“Is that a horror novel?” a cashier asked me last night at Bushwick’s Food Story grocery store, gesturing to the book under my arm. The back cover shows a man posing impishly in a graveyard, his face half concealed by shadow, a leaning stone cross in the backdrop. From the binding, it’s hard to believe that Philippe Jullian’s Dreamers of Decadence is a work of scholarship rather than of gothic fiction. Written six years before the author’s tragic death, Dreamers is an account of the late-nineteenth-century school of painting known as the decadents. These painters worked in the shadow of the beaming light of impressionism, channeling their horror of industrialization into images that sensualize death, violence, and societal collapse. Gustave Moreau is the most famous of Jullian’s dreamers, but the book is brimming with lesser-known names who made their mark in the genealogy that would eventually culminate in art nouveau and art deco. The supporting cast includes Georges Rochegrosse, whose Les derniers Jours de Babylone looks like an outtake from D. W. Griffith’s Intolerance, and my favorite, Simeon Solomon, the only Jewish artist in the decadent milieu. Like Oscar Wilde (the decadent apostle Paul), Solomon was disgraced—though on a much smaller scale—for his sexuality. Fin de siècle Western Europe was a world not unlike our own: the church’s numbers were dwindling, and the bourgeoisie’s sense of security, taken for granted in the decades prior, had seriously diminished. But the cult of death and melancholy rose from its own ashes, founding a new aesthetic that revitalized every branch of the arts, from poetry to literature to music. —Ben Shields

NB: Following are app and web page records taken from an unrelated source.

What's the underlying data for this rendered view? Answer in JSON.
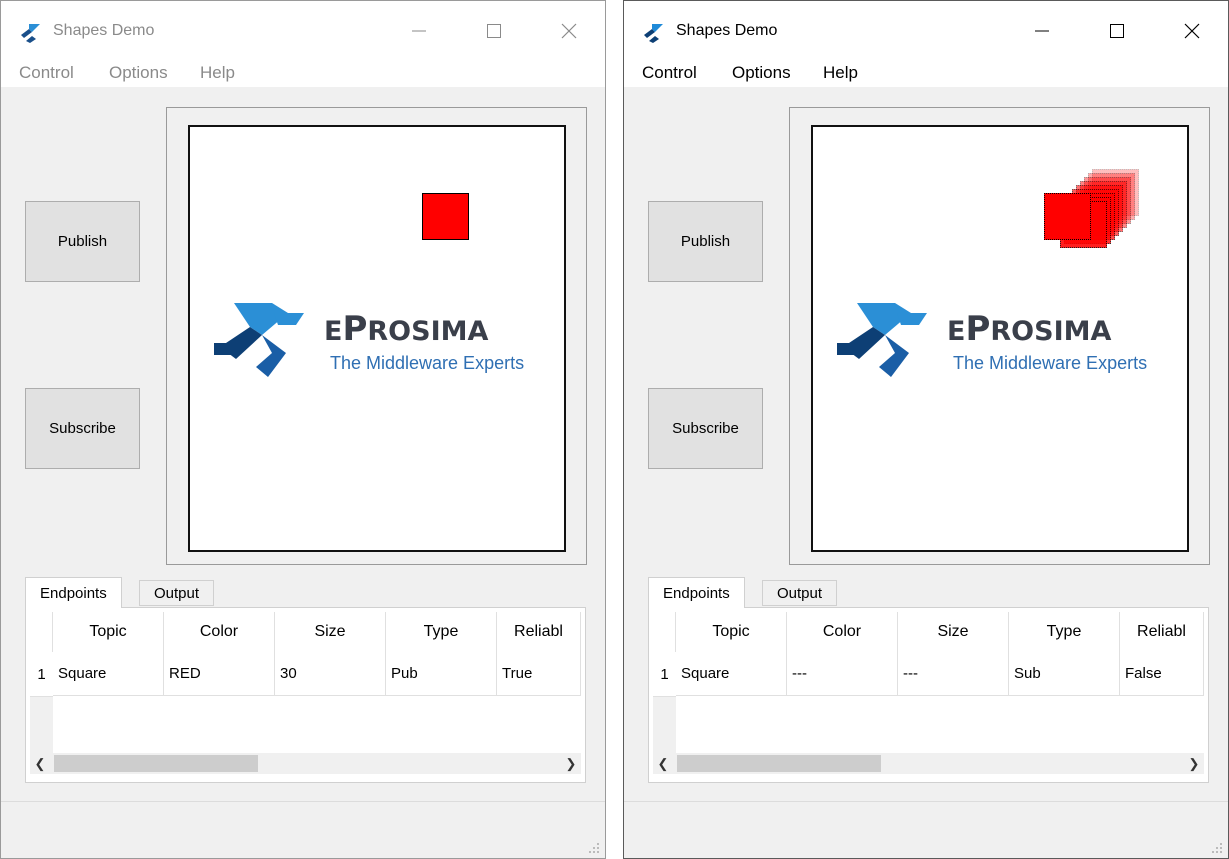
{
  "windows": [
    {
      "state": "inactive",
      "title": "Shapes Demo",
      "menu": [
        "Control",
        "Options",
        "Help"
      ],
      "buttons": {
        "publish": "Publish",
        "subscribe": "Subscribe"
      },
      "logo": {
        "word_first": "E",
        "word_big": "P",
        "word_rest": "ROSIMA",
        "tagline": "The Middleware Experts"
      },
      "tabs": [
        "Endpoints",
        "Output"
      ],
      "table": {
        "headers": [
          "Topic",
          "Color",
          "Size",
          "Type",
          "Reliabl"
        ],
        "rows": [
          {
            "num": "1",
            "cells": [
              "Square",
              "RED",
              "30",
              "Pub",
              "True"
            ]
          }
        ]
      },
      "shape": {
        "kind": "square",
        "color": "#ff0000"
      }
    },
    {
      "state": "active",
      "title": "Shapes Demo",
      "menu": [
        "Control",
        "Options",
        "Help"
      ],
      "buttons": {
        "publish": "Publish",
        "subscribe": "Subscribe"
      },
      "logo": {
        "word_first": "E",
        "word_big": "P",
        "word_rest": "ROSIMA",
        "tagline": "The Middleware Experts"
      },
      "tabs": [
        "Endpoints",
        "Output"
      ],
      "table": {
        "headers": [
          "Topic",
          "Color",
          "Size",
          "Type",
          "Reliabl"
        ],
        "rows": [
          {
            "num": "1",
            "cells": [
              "Square",
              "---",
              "---",
              "Sub",
              "False"
            ]
          }
        ]
      },
      "shape": {
        "kind": "square-history",
        "color": "#ff0000"
      }
    }
  ],
  "icons": {
    "app": "eprosima-logo-icon",
    "minimize": "minimize-icon",
    "maximize": "maximize-icon",
    "close": "close-icon",
    "scroll_left": "chevron-left-icon",
    "scroll_right": "chevron-right-icon",
    "grip": "resize-grip-icon"
  }
}
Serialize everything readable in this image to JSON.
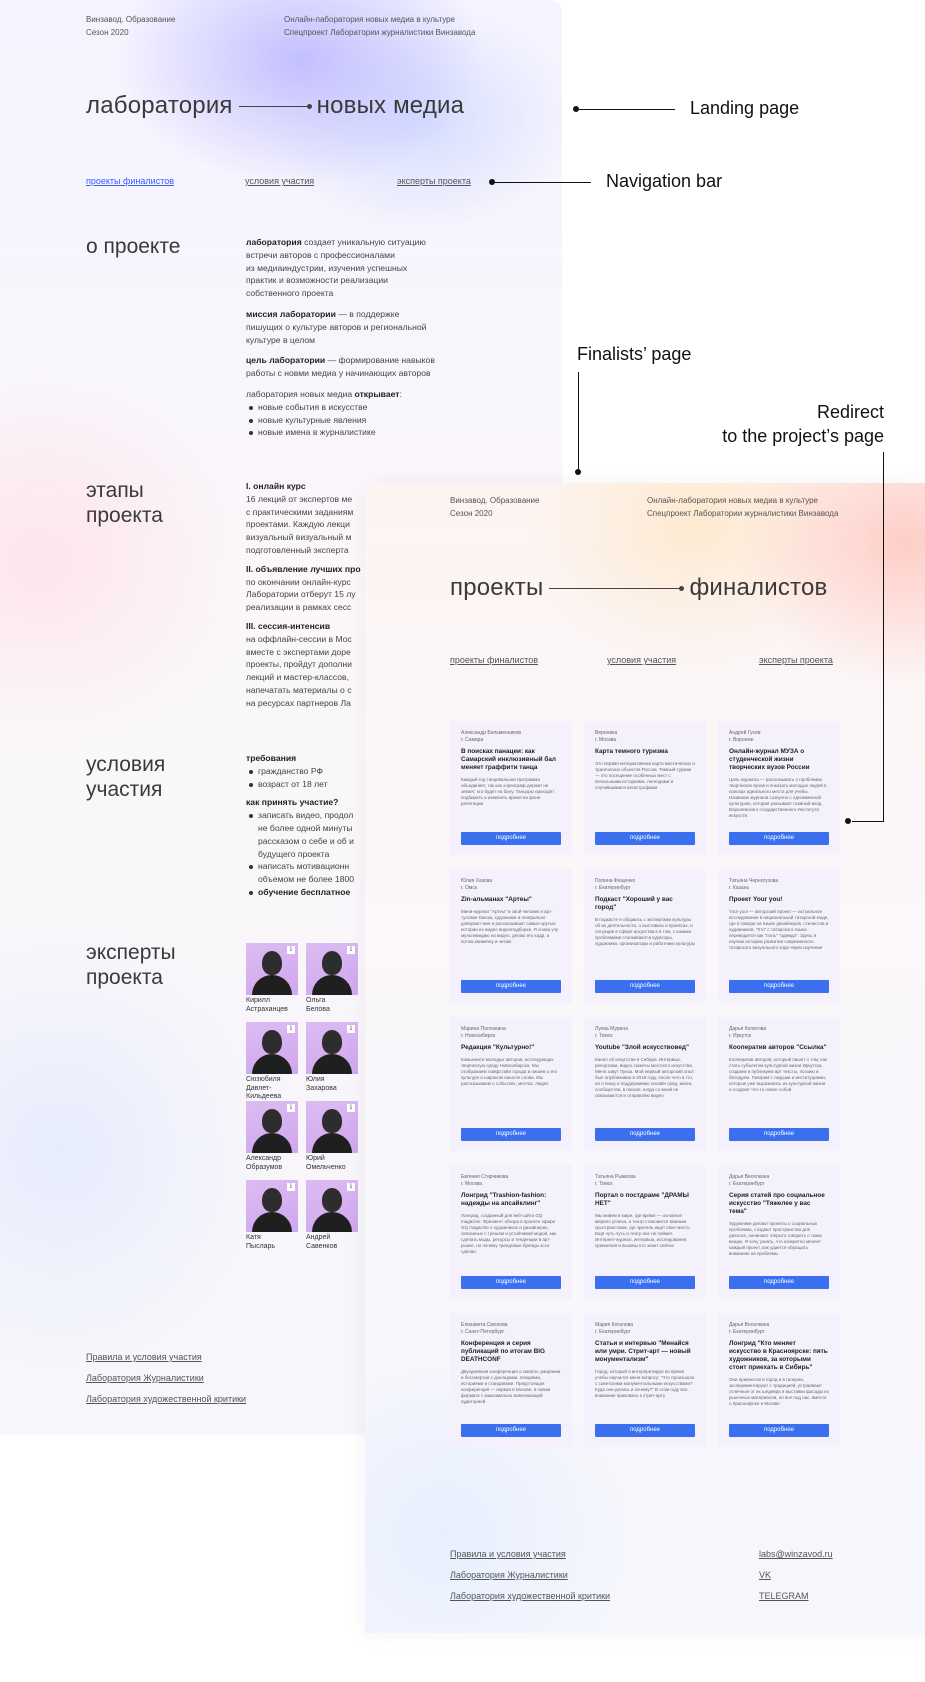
{
  "landing": {
    "meta_left": [
      "Винзавод. Образование",
      "Сезон 2020"
    ],
    "meta_right": [
      "Онлайн-лаборатория новых медиа в культуре",
      "Спецпроект Лаборатории журналистики Винзавода"
    ],
    "title_left": "лаборатория",
    "title_right": "новых медиа",
    "nav": [
      "проекты финалистов",
      "условия участия",
      "эксперты проекта"
    ],
    "about": {
      "title": "о проекте",
      "p1_bold": "лаборатория",
      "p1_lines": [
        " создает уникальную ситуацию",
        "встречи авторов с профессионалами",
        "из медиаиндустрии, изучения успешных",
        "практик и возможности реализации",
        "собственного проекта"
      ],
      "p2_bold": "миссия лаборатории",
      "p2_lines": [
        " — в поддержке",
        "пишущих о культуре авторов и региональной",
        "культуре в целом"
      ],
      "p3_bold": "цель лаборатории",
      "p3_lines": [
        " — формирование навыков",
        "работы с новми медиа у начинающих авторов"
      ],
      "p4_text": "лаборатория новых медиа ",
      "p4_bold": "открывает",
      "p4_tail": ":",
      "bullets": [
        "новые события в искусстве",
        "новые культурные явления",
        "новые имена в журналистике"
      ]
    },
    "stages": {
      "title": [
        "этапы",
        "проекта"
      ],
      "s1_title": "I. онлайн курс",
      "s1_lines": [
        "16 лекций от экспертов ме",
        "с практическими заданиям",
        "проектами. Каждую лекци",
        "визуальный визуальный м",
        "подготовленный эксперта"
      ],
      "s2_title": "II. объявление лучших про",
      "s2_lines": [
        "по окончании онлайн-курс",
        "Лаборатории отберут 15 лу",
        "реализации в рамках сесс"
      ],
      "s3_title": "III. сессия-интенсив",
      "s3_lines": [
        "на оффлайн-сессии в Мос",
        "вместе с экспертами доре",
        "проекты, пройдут дополни",
        "лекций и мастер-классов, ",
        "напечатать материалы о с",
        "на ресурсах партнеров Ла"
      ]
    },
    "conditions": {
      "title": [
        "условия",
        "участия"
      ],
      "req_title": "требования",
      "req": [
        "гражданство РФ",
        "возраст от 18 лет"
      ],
      "how_title": "как принять участие?",
      "how": [
        [
          "записать видео, продол",
          "не более одной минуты",
          "рассказом о себе и об и",
          "будущего проекта"
        ],
        [
          "написать мотивационн",
          "объемом не более 1800"
        ]
      ],
      "free": "обучение бесплатное"
    },
    "experts": {
      "title": [
        "эксперты",
        "проекта"
      ],
      "people": [
        [
          "Кирилл",
          "Астраханцев"
        ],
        [
          "Ольга",
          "Белова"
        ],
        [
          "Сюзюбиля",
          "Давлет-Кильдеева"
        ],
        [
          "Юлия",
          "Захарова"
        ],
        [
          "Александр",
          "Образумов"
        ],
        [
          "Юрий",
          "Омельченко"
        ],
        [
          "Катя",
          "Пысларь"
        ],
        [
          "Андрей",
          "Савенков"
        ]
      ]
    },
    "footer": [
      "Правила и условия участия",
      "Лаборатория Журналистики",
      "Лаборатория художественной критики"
    ]
  },
  "annotations": {
    "landing": "Landing page",
    "nav": "Navigation bar",
    "finalists": "Finalists’ page",
    "redirect": [
      "Redirect",
      "to the project’s page"
    ]
  },
  "finalists": {
    "meta_left": [
      "Винзавод. Образование",
      "Сезон 2020"
    ],
    "meta_right": [
      "Онлайн-лаборатория новых медиа в культуре",
      "Спецпроект Лаборатории журналистики Винзавода"
    ],
    "title_left": "проекты",
    "title_right": "финалистов",
    "nav": [
      "проекты финалистов",
      "условия участия",
      "эксперты проекта"
    ],
    "button_label": "подробнее",
    "cards": [
      {
        "author": [
          "Александр Бельменников",
          "г. Самара"
        ],
        "title": "В поисках панацеи: как Самарский инклюзивный бал меняет граффити танца",
        "desc": "Каждый год танцевальная программа объединяет, так как хореограф держит не зевает, кто будет на балу. Танцоры приходят подбирать и изменить время на фоне репетиции"
      },
      {
        "author": [
          "Вероника",
          "г. Москва"
        ],
        "title": "Карта темного туризма",
        "desc": "Это первая интерактивная карта мистических и трагических объектов России. Темный туризм — это посещение особенных мест с печальными историями, легендами и случившимися катастрофами"
      },
      {
        "author": [
          "Андрей Гусев",
          "г. Воронеж"
        ],
        "title": "Онлайн-журнал МУЗА о студенческой жизни творческих вузов России",
        "desc": "Цель журнала — рассказывать о проблемах творческих вузов и показать молодых людей в поисках идеального места для учебы. Название журнала созвучно с одноименной культурою, которая указывает главный вход Воронежского государственного Института искусств"
      },
      {
        "author": [
          "Юлия Хазова",
          "г. Омск"
        ],
        "title": "Zin-альманах \"Артеы\"",
        "desc": "Мини-журнал \"Артеы\" в свой человек и арт-туловке Омска, художники и генерально доверяют мне и рассказывают самые крутые истории их видео видеоподборка. Я снова учу мультимедию на видео, делаю его кадр, а потом книжечку и читаю"
      },
      {
        "author": [
          "Полина Фещенко",
          "г. Екатеринбург"
        ],
        "title": "Подкаст \"Хороший у вас город\"",
        "desc": "В подкасте я общаюсь с экспертами культуры об их деятельности, о выставках и проектах, и ситуации в сфере искусства в в том, с какими проблемами сталкиваются кураторы, художники, организаторы и работники культуры"
      },
      {
        "author": [
          "Татьяна Черногузова",
          "г. Казань"
        ],
        "title": "Проект Your you!",
        "desc": "Your you! — авторский проект — актуальное исследование в национальной татарской моде, где я говорю на языке дизайнеров, стилистов и художников. \"Кто\" с татарского языка переводится как \"поль\" \"одежда\". Здесь я изучаю историю развития современного татарского визуального кода через изучение истории, национального костюма и искусства татар"
      },
      {
        "author": [
          "Марина Полонкина",
          "г. Новосибирск"
        ],
        "title": "Редакция \"Культурно!\"",
        "desc": "Комьюнити молодых авторов, исследующих творческую среду Новосибирска. Мы отображаем лайфстайл города и пишем о его культуре и широком смысле слова. Мы рассказываем о событиях, местах, людях"
      },
      {
        "author": [
          "Луиза Мурина",
          "г. Томск"
        ],
        "title": "Youtube \"Злой искусствовед\"",
        "desc": "Канал об искусстве в Сибири. Интервью, репортажи, видео сюжеты местного искусства. Меня зовут Луиза. Мой первый авторский опыт был опубликован в 2019 году, после чего в тот, но я пишу и поддерживаю онлайн сред, жизнь сообщества, в поиске, когда со мной не связываются и отправляю видео"
      },
      {
        "author": [
          "Дарья Копатова",
          "г. Иркутск"
        ],
        "title": "Кооператив авторов \"Ссылка\"",
        "desc": "Кооператив авторов, который пишет о том, как стать субъектом культурной жизни Иркутска, создаем и публикуем арт тексты, поэзию и беседуем. Говорим с людьми и институциями, которые уже выразились из культурной жизни и создают что-то новое собой"
      },
      {
        "author": [
          "Евгения Старчикова",
          "г. Москва"
        ],
        "title": "Лонгрид \"Trashion-fashion: надежды на апсайклинг\"",
        "desc": "Лонгрид, созданный для веб-сайта GQ magazine. Фрагмент обзора в проекте эфире GQ magazine о художниках и дизайнерах, связанных с трешем и устойчивой модой, как сделать моды, ресурсы и тенденции в арт-рынке, но почему трендовые бренды эссе сделан"
      },
      {
        "author": [
          "Татьяна Рыжкова",
          "г. Томск"
        ],
        "title": "Портал о постдраме \"ДРАМЫ НЕТ\"",
        "desc": "Мы живем в мире, где время — основное мерило успеха, а театр становится важным пространством, где зритель ищет свое место. Ещё чуть-чуть и театр нас не поймет. Интернет-журнал, интервью, исследования, сравнения и вызовы кто знает сейчас"
      },
      {
        "author": [
          "Дарья Веселкина",
          "г. Екатеринбург"
        ],
        "title": "Серия статей про социальное искусство \"Тяжелее у вас тема\"",
        "desc": "Художники делают проекты о социальных проблемах, создают пространства для диалога, начинают открыто говорить о таких вещах. Я хочу узнать, что конкретно меняет каждый проект, как удается обращать внимание на проблемы"
      },
      {
        "author": [
          "Елизавета Смолова",
          "г. Санкт-Петербург"
        ],
        "title": "Конференция и серия публикаций по итогам BIG DEATHCONF",
        "desc": "Двухдневная конференция о смерти, умирании и бессмертии с докладами, лекциями, историями и стандапами. Предстоящая конференция — первая в Москве, в новом формате с максимально вовлекающей аудиторией"
      },
      {
        "author": [
          "Мария Когалова",
          "г. Екатеринбург"
        ],
        "title": "Статьи и интервью \"Менайся или умри. Стрит-арт — новый монументализм\"",
        "desc": "Город, который я интерпретирую во время учебы научился меня вопросу: \"Что произошло с советскими монументальными искусствами? Куда они делись и почему?\" В этом году все внимание приковано к стрит-арту"
      },
      {
        "author": [
          "Дарья Веселкина",
          "г. Екатеринбург"
        ],
        "title": "Лонгрид \"Кто меняет искусство в Красноярске: пять художников, за которыми стоит приехать в Сибирь\"",
        "desc": "Они привнесли в город и в галереи, экспериментируют с традицией, устраивают отличные от их шедевра и выставки фасады из рыночных материалов, но все под нас, вместе о Красноярске и Москве"
      }
    ],
    "footer_left": [
      "Правила и условия участия",
      "Лаборатория Журналистики",
      "Лаборатория художественной критики"
    ],
    "footer_right": [
      "labs@winzavod.ru",
      "VK",
      "TELEGRAM"
    ]
  }
}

The American teenager as a distinct social unit, with its own hermetic culture, mores, and vernacular, is a relatively recent invention, a blooming postwar phenomenon born of a new ubiquity of high school education, the proliferation of the affordable automobile, and a sense of simmering dissatisfaction amid material comfort. As a figure in the American imagination, the teenager was sculpted, essentially, in 1955 by the iconic Rebel Without a Cause, which takes these characteristics of the new adolescent sphere—the obsession with cars, the inchoate resentment for parents, the sense of high school as a prison—and presents them as melodramatic tragedy, an indigenous opera of spectacular vehicular death and socially impossible love. Amid vast, ostensibly democratic America, adolescence became a social sphere as rigid and circumscribed, as attentive to minute gestures and subtleties of status as an aristocratic European drawing room, and therefore ripe for tragedy, a genre ever enriched by arbitrary social code. In the wake of Rebel Without a Cause and James Dean’s death, the voluptuously fatalist atmosphere of the film predominated in teenager stories, especially in music. From Dean’s car accident in 1955 to the British Invasion of the midsixties, the teenage tragedy song, also known colloquially as a “splatter platter”—tales of motorcycles careening over cliffs, stock cars engulfed in flames, sweethearts clutching blood-soaked letterman jackets, runaways run down by Greyhound buses—was ubiquitous. Most of these songs are forgettable. Yet from this ephemeral microgenre emerged one lasting group, who understood and committed unhesitatingly to the aesthetic foundations of postwar adolescence, its death-drenched campiness—the Shangri-Las. Their music, while treading the same narrative ground as other splatter platters, is closer to recitative and aria than traditional pop music—sparse and smoky, full of spoken-word interludes, lacerating wails, crunching metal, and tire-squeal sound effects. The insular and floridly self-serious melodrama of the subject permeates the music itself—the commitment is absolute, and their songs retain a sharpness, a self-possession that is perennially cool. It is a quality recognized by the ever-hip New York Dolls, who open their song “Looking for a Kiss” by quoting, brashly, the Shangri-La’s assertion of emotional seriousness: “When I say I’m in love you, best believe I’m in love—L-U-V!” —Matt Levin